Available data Block Start

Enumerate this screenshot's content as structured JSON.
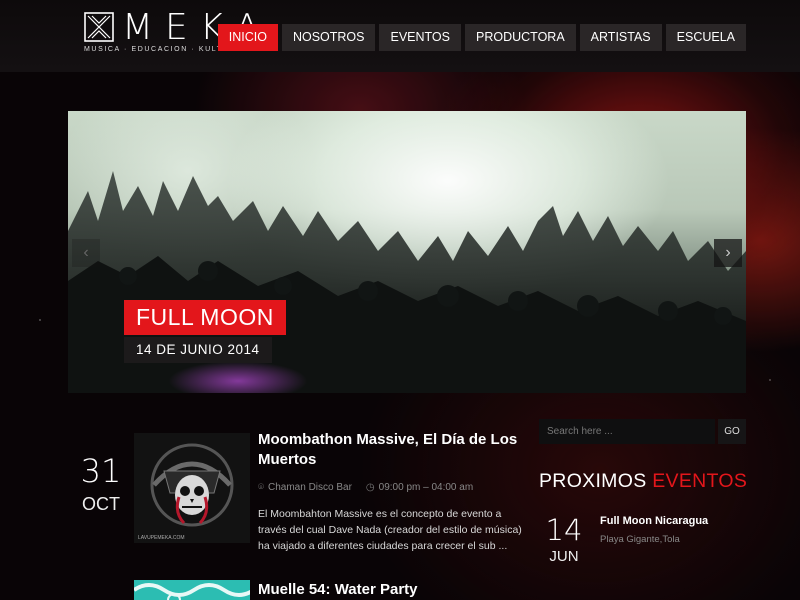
{
  "brand": {
    "name": "MEKA",
    "tagline": "MUSICA · EDUCACION · KULTURA · ARTE",
    "accent_color": "#e3161b"
  },
  "nav": {
    "items": [
      {
        "label": "INICIO",
        "active": true
      },
      {
        "label": "NOSOTROS",
        "active": false
      },
      {
        "label": "EVENTOS",
        "active": false
      },
      {
        "label": "PRODUCTORA",
        "active": false
      },
      {
        "label": "ARTISTAS",
        "active": false
      },
      {
        "label": "ESCUELA",
        "active": false
      }
    ]
  },
  "slider": {
    "title": "FULL MOON",
    "date": "14 DE JUNIO 2014",
    "prev_icon": "chevron-left-icon",
    "next_icon": "chevron-right-icon"
  },
  "events": [
    {
      "day": "31",
      "month": "OCT",
      "title": "Moombathon Massive, El Día de Los Muertos",
      "venue": "Chaman Disco Bar",
      "time": "09:00 pm – 04:00 am",
      "description": "El Moombahton Massive es el concepto de evento a través del cual Dave Nada (creador del estilo de música) ha viajado a diferentes ciudades para crecer el sub ..."
    },
    {
      "title": "Muelle 54: Water Party"
    }
  ],
  "sidebar": {
    "search_placeholder": "Search here ...",
    "search_button": "GO",
    "upcoming_title_white": "PROXIMOS",
    "upcoming_title_red": "EVENTOS",
    "upcoming": [
      {
        "day": "14",
        "month": "JUN",
        "title": "Full Moon Nicaragua",
        "place": "Playa Gigante,Tola"
      }
    ]
  }
}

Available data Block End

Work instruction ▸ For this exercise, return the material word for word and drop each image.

Result ▸
Enumerate this screenshot's content as structured JSON.
{
  "brand": {
    "name": "MEKA",
    "tagline": "MUSICA · EDUCACION · KULTURA · ARTE",
    "accent_color": "#e3161b"
  },
  "nav": {
    "items": [
      {
        "label": "INICIO",
        "active": true
      },
      {
        "label": "NOSOTROS",
        "active": false
      },
      {
        "label": "EVENTOS",
        "active": false
      },
      {
        "label": "PRODUCTORA",
        "active": false
      },
      {
        "label": "ARTISTAS",
        "active": false
      },
      {
        "label": "ESCUELA",
        "active": false
      }
    ]
  },
  "slider": {
    "title": "FULL MOON",
    "date": "14 DE JUNIO 2014",
    "prev_icon": "chevron-left-icon",
    "next_icon": "chevron-right-icon"
  },
  "events": [
    {
      "day": "31",
      "month": "OCT",
      "title": "Moombathon Massive, El Día de Los Muertos",
      "venue": "Chaman Disco Bar",
      "time": "09:00 pm – 04:00 am",
      "description": "El Moombahton Massive es el concepto de evento a través del cual Dave Nada (creador del estilo de música) ha viajado a diferentes ciudades para crecer el sub ..."
    },
    {
      "title": "Muelle 54: Water Party"
    }
  ],
  "sidebar": {
    "search_placeholder": "Search here ...",
    "search_button": "GO",
    "upcoming_title_white": "PROXIMOS",
    "upcoming_title_red": "EVENTOS",
    "upcoming": [
      {
        "day": "14",
        "month": "JUN",
        "title": "Full Moon Nicaragua",
        "place": "Playa Gigante,Tola"
      }
    ]
  }
}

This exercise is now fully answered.